“I need to schedule a session with you as soon as possible. I’ve quit my job.”
This was what read in part when I received Jonathan’s email recently. Unlike many others that I receive in my inbox in regards to career coaching, his almost sounded like a desperate cry for help.
“I have been gradually warming up for my next assignment elsewhere and I thought I had more time but the work environment took a turn for the worst and I felt frustrated. I had to make this sudden decision to exit” Jonathan explained.
Quitting your job is always a scary thing. But here are times when quitting with no backup plan is the right thing to do for your career.
When you can afford to quit your job
- If the stress of staying is greater than the anxiety of leaving
Quitting without a backup plan is not for everyone. For some people, the fear of the unknown is too difficult to navigate and paralyzing, while there are some people who are adventurous and get bored easily in routine repetition.
- When you are working in toxic work environment
If your work environment is so toxic that you aren’t able to see your own strengths and values clearly, getting some distance may be the only way to regain your faith in yourself.
- You have enough savings
If you’re thinking about leaving your job, start to set aside enough money until you find your next opportunity. For example, think of how you will manage to cater for your daily expenses and paying your rent.
- You’ve got a side hustle that’s ready to grow
So, you’ve been spending your evening and weekends on your passion project. Months or years have passed, and it’s growing well. Congratulations! If your full-time job now feels like it’s getting in the way of your side hustle’s growth, it could be time to leave your current job.
When you can’t afford to quit your job
- You’re Angry
You’ve had a terrible day at work, you’re mad at the boss, and nothing is going right. Quitting may seem like the best solution, but decisions made in haste aren’t always the best ones. Go home, calm down, think it through, and wait at least 24 hours to be sure you really want to quit right now.
- You can’t afford to quit

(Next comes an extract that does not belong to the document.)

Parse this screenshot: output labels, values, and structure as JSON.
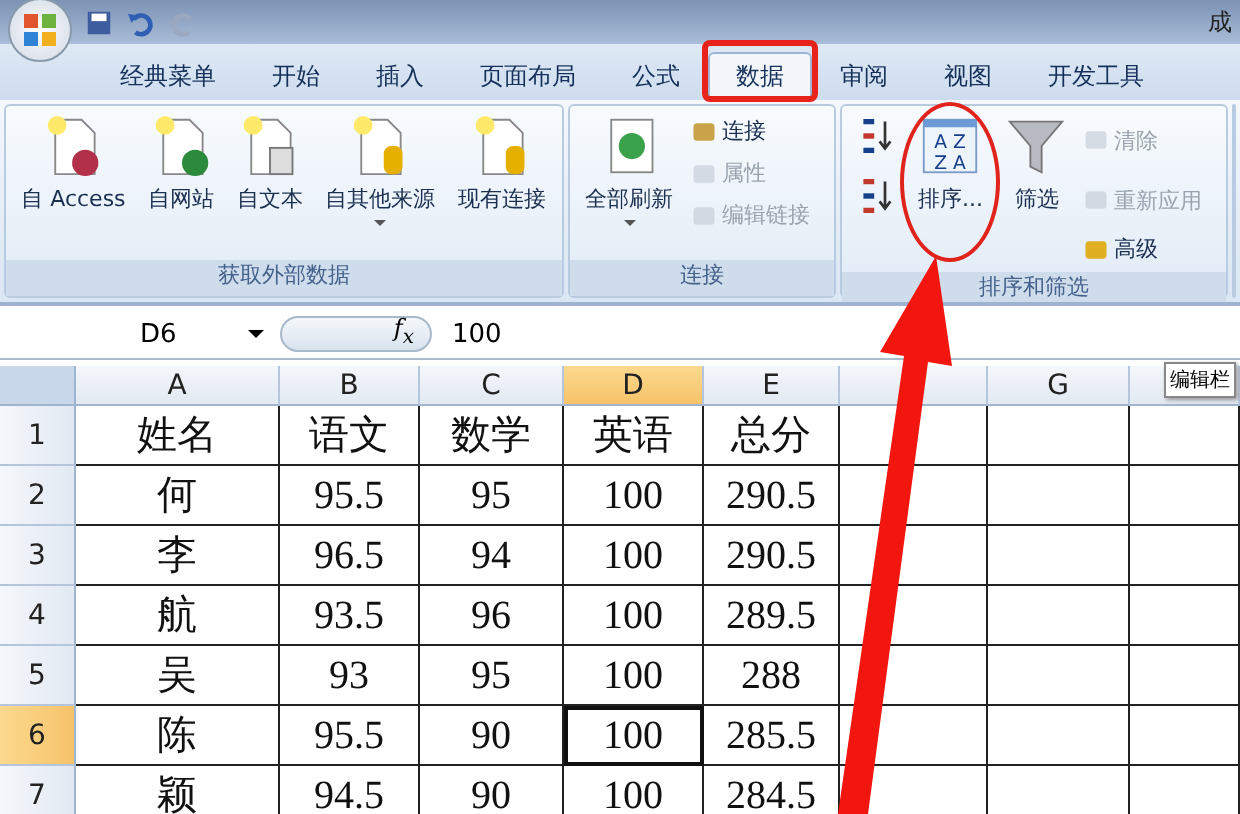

Finding a new job isn’t always as quick or as easy as you might think. Even if you have a strong skill set and work in an in-demand career field, the interview process can be lengthy, and you will need to replace your lost earnings until you start a new position.
- You don’t have a departure plan in place
Quitting without a plan in place can be scary because there are too many unknowns. You don’t know how long it will take to get hired, you may spend down your bank account faster than expected, and you don’t know where you’re going to find your next job.
- You’ll be considered a job hopper
Job hopping isn’t necessarily a bad thing. For example, many companies hire contract workers and short-term employees, and there are ways to adjust your resume to mitigate the impact. However, you will still need to be prepared to answer interview questions about why you left your job.
Finally, if and when you do decide quit your job, do so as gracefully as possible; don’t burn bridges if you can help it. It can be a small world, and people remember those who handle things in a respectful and appreciative manner. Your professional reputation matters, protect it.